I took a look at the State of California's 2014 Statement of Vote, looked at the LA County numbers, and assumed LA County is California's Germany. You know how it is through history with Germany (or the Germanic states of yore or the Holy Roman Empire of long ago). It's stuck there between the East and the West. It's got all those people and all that geographic value. Germany for centuries was the key to European power. Germany is what you wanted to control if you had grand ambitions. So it is with LA County today if you want to control California and, therefore, be a big shot on the national and international stages.

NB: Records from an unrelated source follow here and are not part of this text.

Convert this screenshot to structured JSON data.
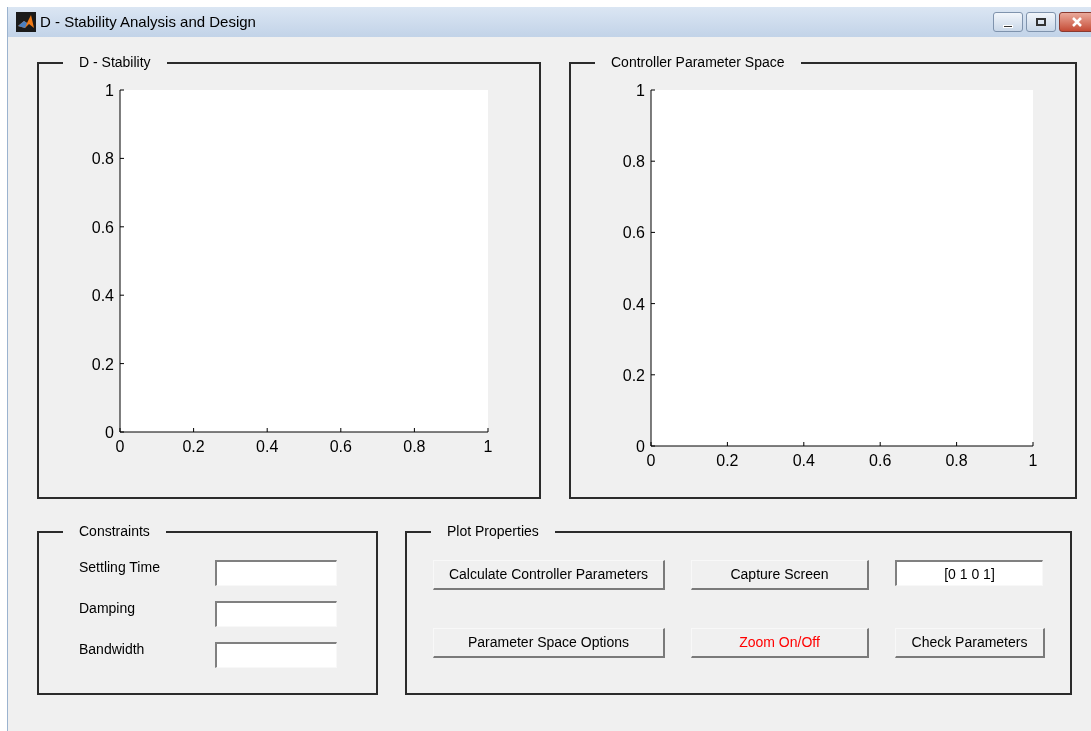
{
  "window": {
    "title": "D - Stability Analysis and Design"
  },
  "panels": [
    {
      "title": "D - Stability",
      "chart_data": {
        "type": "line",
        "xlim": [
          0,
          1
        ],
        "ylim": [
          0,
          1
        ],
        "xticks": [
          0,
          0.2,
          0.4,
          0.6,
          0.8,
          1
        ],
        "yticks": [
          0,
          0.2,
          0.4,
          0.6,
          0.8,
          1
        ]
      }
    },
    {
      "title": "Controller Parameter Space",
      "chart_data": {
        "type": "line",
        "xlim": [
          0,
          1
        ],
        "ylim": [
          0,
          1
        ],
        "xticks": [
          0,
          0.2,
          0.4,
          0.6,
          0.8,
          1
        ],
        "yticks": [
          0,
          0.2,
          0.4,
          0.6,
          0.8,
          1
        ]
      }
    }
  ],
  "constraints": {
    "title": "Constraints",
    "fields": [
      {
        "label": "Settling Time"
      },
      {
        "label": "Damping"
      },
      {
        "label": "Bandwidth"
      }
    ]
  },
  "plot_properties": {
    "title": "Plot Properties",
    "controls": [
      {
        "kind": "button",
        "label": "Calculate Controller Parameters"
      },
      {
        "kind": "button",
        "label": "Capture Screen"
      },
      {
        "kind": "field",
        "value": "[0 1 0 1]"
      },
      {
        "kind": "button",
        "label": "Parameter Space Options"
      },
      {
        "kind": "button",
        "label": "Zoom On/Off",
        "color": "#ff0000"
      },
      {
        "kind": "button",
        "label": "Check Parameters"
      }
    ]
  }
}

I took these assumptions to their inevitable conclusion. LA County, despite its huge population, does better than just about every other county in California when it comes to getting people registered to vote because that's precisely what various register-to-vote organizations want above all else. The result is a huge reserve of people who have jumped through the bureaucratic hoops necessary to vote but, because they had to be cajoled to register in the first place, may not be your most dedicated voters. Then you've got a Democratic Party that thoroughly dominates LA County. The Republican Party in LA County is just a wart on the body politic there. The Democratic Party has a real good idea (thank you, Bell Curve) how statewide election results will unfold in the other 57 counties. California's Democratic Party has built in LA County the world's best "ground game" on Election Day. The Democratic Party then generates on Election Day the number of precinct voters necessary to give Democratic candidates for statewide office a guaranteed margin of victory. It's all as easy as pie.
Finally, I assumed these assumptions must have an element of truth to them because I couldn't bear the alternative. I couldn't bear to think that people of goodwill in LA County go to all the trouble of getting such a large number of people to register to vote and go to all the trouble of developing a sophisticated "ground game" on Election Day and then do nothing on Election Day, thereby betraying the democratic process as millions of potential voters stay home after they had been manipulated into registering in the first place.
I called Dan Schnur. He is executive director of the Jesse M. Unruh Institute of Politics at the University of Southern California. Schnur was very nice to me. But I had blindsided him, and for that I apologize. He hadn't had time to crunch the numbers in the Statement of Vote. He suggested I call LA County Registrar of Voters Dean Logan.
I did call Logan. First, though, I called the California Secretary of State's office. I told a spokeswoman that I didn't understand some of the numbers from LA County. She said the Secretary of State simply takes the numbers and posts them on the Internet. She said the Secretary of State does no analysis of the numbers.
LA County Registrar of Voters Logan was generous with his time. He said I wasn't the first reporter to ask him about LA County's unusual numbers. He said he, too, is intrigued by LA County's unusual numbers. He said LA County may have the most diverse population of any county in California (I didn't say anything, but would beg to differ). He said a lot of the statewide organizations focused on registering people to vote are headquartered in LA County. He acknowledged that people are people, whether they live in Modoc County or LA County, but said LA County people for some reason like to vote by precinct. He said LA County's vote-by-mail ballot isn't easy to use (adding that he's working hard to change that). He said he and his office are dedicated to delivering the best voting experience possible to LA County residents.
But in the end, Logan had a simple response to my questions about Los Angeles County's unusual numbers in the Nov. 4, 2014 general election: "That's a hard question to answer."
Swearengin reportedly has visions of running for governor of California in 2018.
She'll have to handle all those "reserves" in LA County.